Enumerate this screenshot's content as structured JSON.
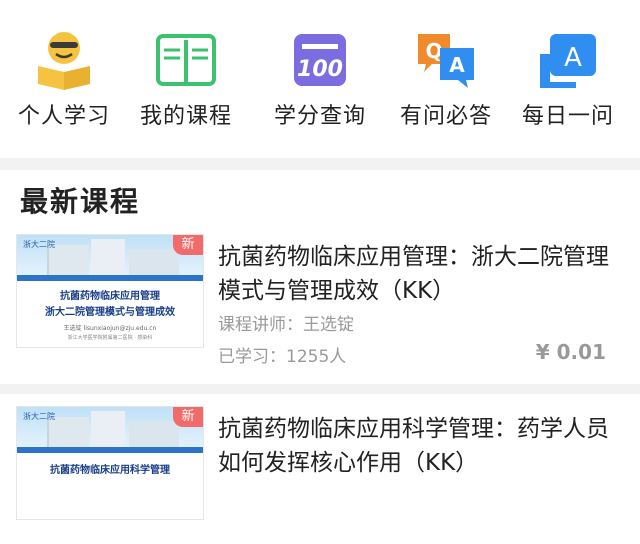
{
  "nav": {
    "items": [
      {
        "label": "个人学习",
        "icon": "reading-person-icon"
      },
      {
        "label": "我的课程",
        "icon": "open-book-icon"
      },
      {
        "label": "学分查询",
        "icon": "score-100-icon"
      },
      {
        "label": "有问必答",
        "icon": "qa-bubbles-icon"
      },
      {
        "label": "每日一问",
        "icon": "daily-question-icon"
      }
    ]
  },
  "section": {
    "title": "最新课程"
  },
  "courses": [
    {
      "tag": "新",
      "title": "抗菌药物临床应用管理：浙大二院管理模式与管理成效（KK）",
      "teacher": "课程讲师：王选锭",
      "learned": "已学习：1255人",
      "price": "¥ 0.01",
      "thumb": {
        "hospital": "浙大二院",
        "line1": "抗菌药物临床应用管理",
        "line2": "浙大二院管理模式与管理成效",
        "line3": "王选锭 lisunxiaojun@zju.edu.cn",
        "line4": "浙江大学医学院附属第二医院 · 感染科"
      }
    },
    {
      "tag": "新",
      "title": "抗菌药物临床应用科学管理：药学人员如何发挥核心作用（KK）",
      "teacher": "",
      "learned": "",
      "price": "",
      "thumb": {
        "hospital": "浙大二院",
        "line1": "抗菌药物临床应用科学管理",
        "line2": "",
        "line3": "",
        "line4": ""
      }
    }
  ],
  "colors": {
    "accent_yellow": "#f6c341",
    "accent_green": "#3cc26e",
    "accent_purple": "#7b6de0",
    "accent_orange": "#f08a2b",
    "accent_blue": "#2f8ef0",
    "new_tag": "#f26b6b"
  }
}
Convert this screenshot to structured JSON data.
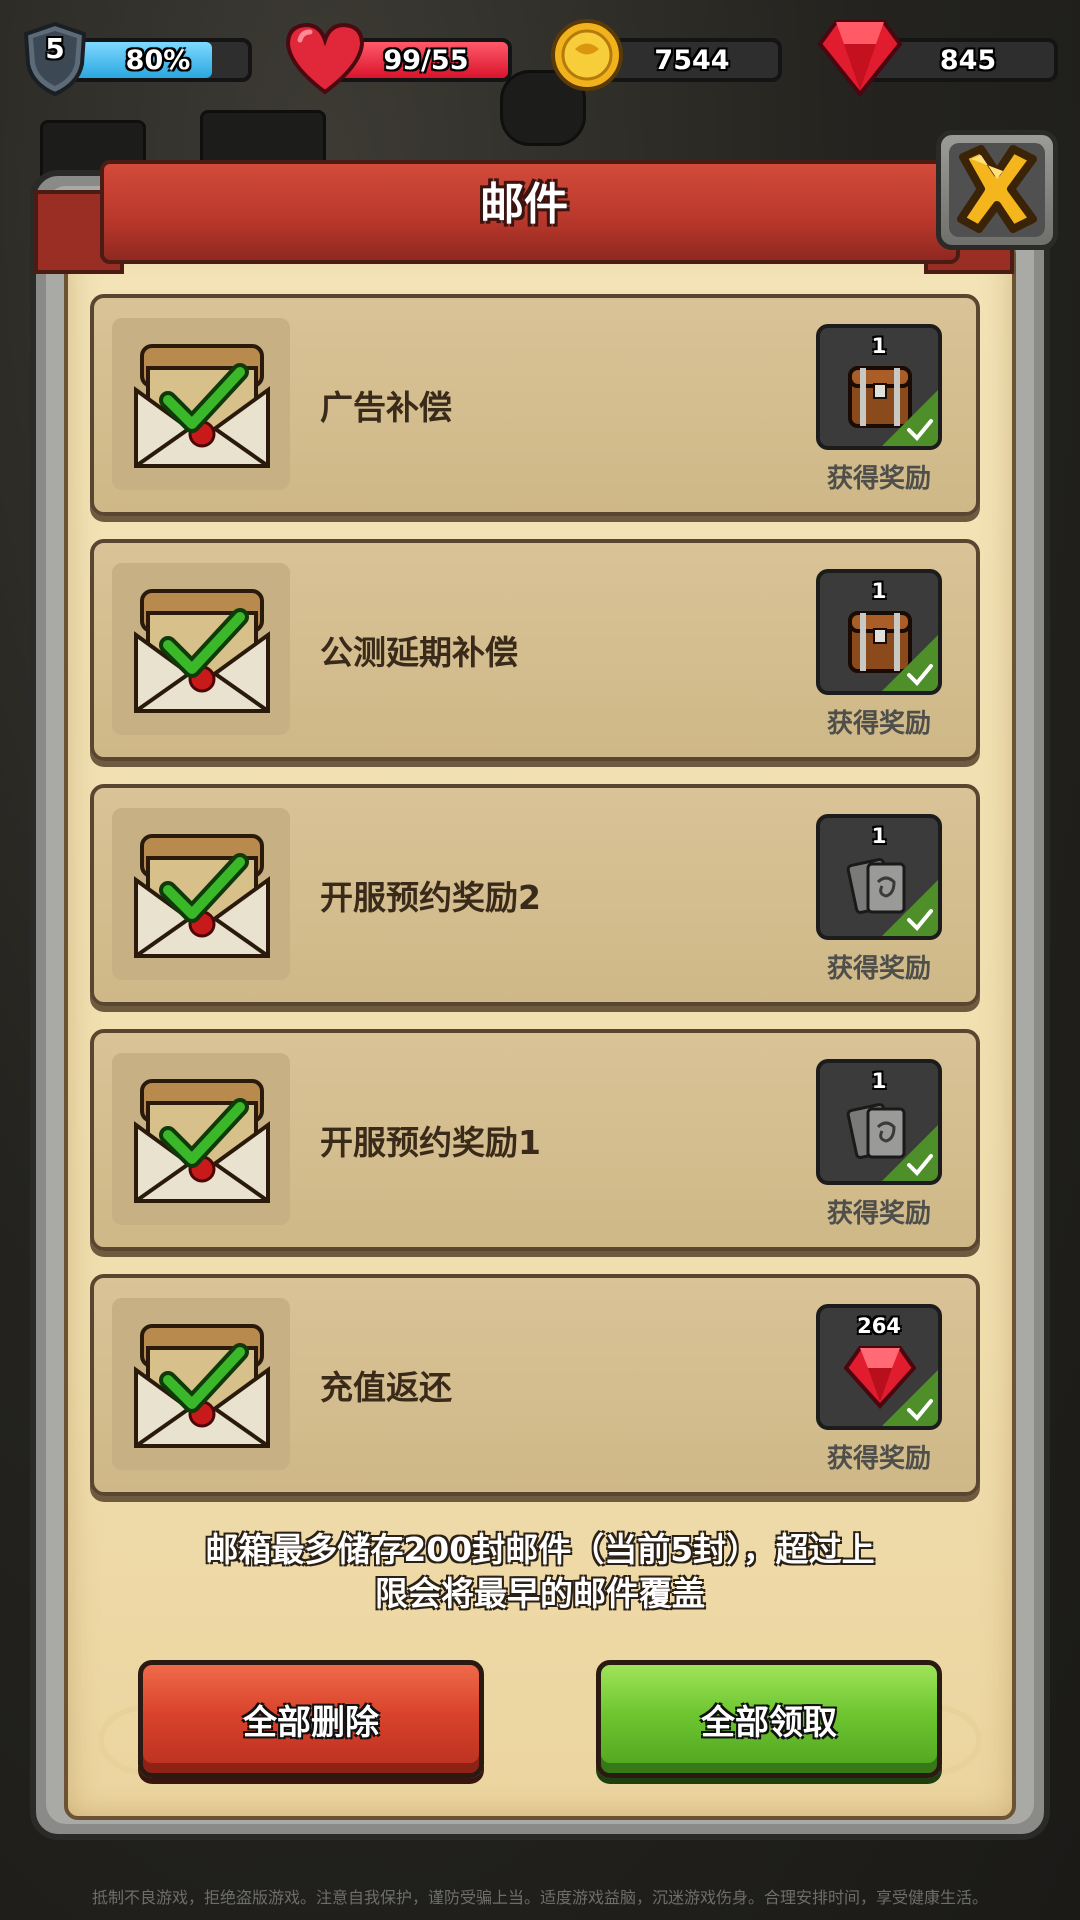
{
  "hud": {
    "level": "5",
    "xp_percent": "80%",
    "xp_progress": 0.8,
    "health": "99/55",
    "gold": "7544",
    "gems": "845"
  },
  "dialog": {
    "title": "邮件",
    "close_icon": "close-x-icon"
  },
  "mails": [
    {
      "title": "广告补偿",
      "reward_count": "1",
      "reward_icon": "treasure-chest-icon",
      "status": "获得奖励"
    },
    {
      "title": "公测延期补偿",
      "reward_count": "1",
      "reward_icon": "treasure-chest-icon",
      "status": "获得奖励"
    },
    {
      "title": "开服预约奖励2",
      "reward_count": "1",
      "reward_icon": "card-icon",
      "status": "获得奖励"
    },
    {
      "title": "开服预约奖励1",
      "reward_count": "1",
      "reward_icon": "card-icon",
      "status": "获得奖励"
    },
    {
      "title": "充值返还",
      "reward_count": "264",
      "reward_icon": "ruby-gem-icon",
      "status": "获得奖励"
    }
  ],
  "note": {
    "line1": "邮箱最多储存200封邮件（当前5封），超过上",
    "line2": "限会将最早的邮件覆盖"
  },
  "buttons": {
    "delete_all": "全部删除",
    "claim_all": "全部领取"
  },
  "footer": {
    "disclaimer": "抵制不良游戏，拒绝盗版游戏。注意自我保护，谨防受骗上当。适度游戏益脑，沉迷游戏伤身。合理安排时间，享受健康生活。"
  },
  "colors": {
    "xp_fill": "#36b8ee",
    "health_fill": "#e8243a",
    "ribbon": "#c4402f",
    "delete_button": "#d9432c",
    "claim_button": "#6ec630"
  }
}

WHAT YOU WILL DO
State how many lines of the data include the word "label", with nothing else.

ANSWER TO THE PROBLEM
5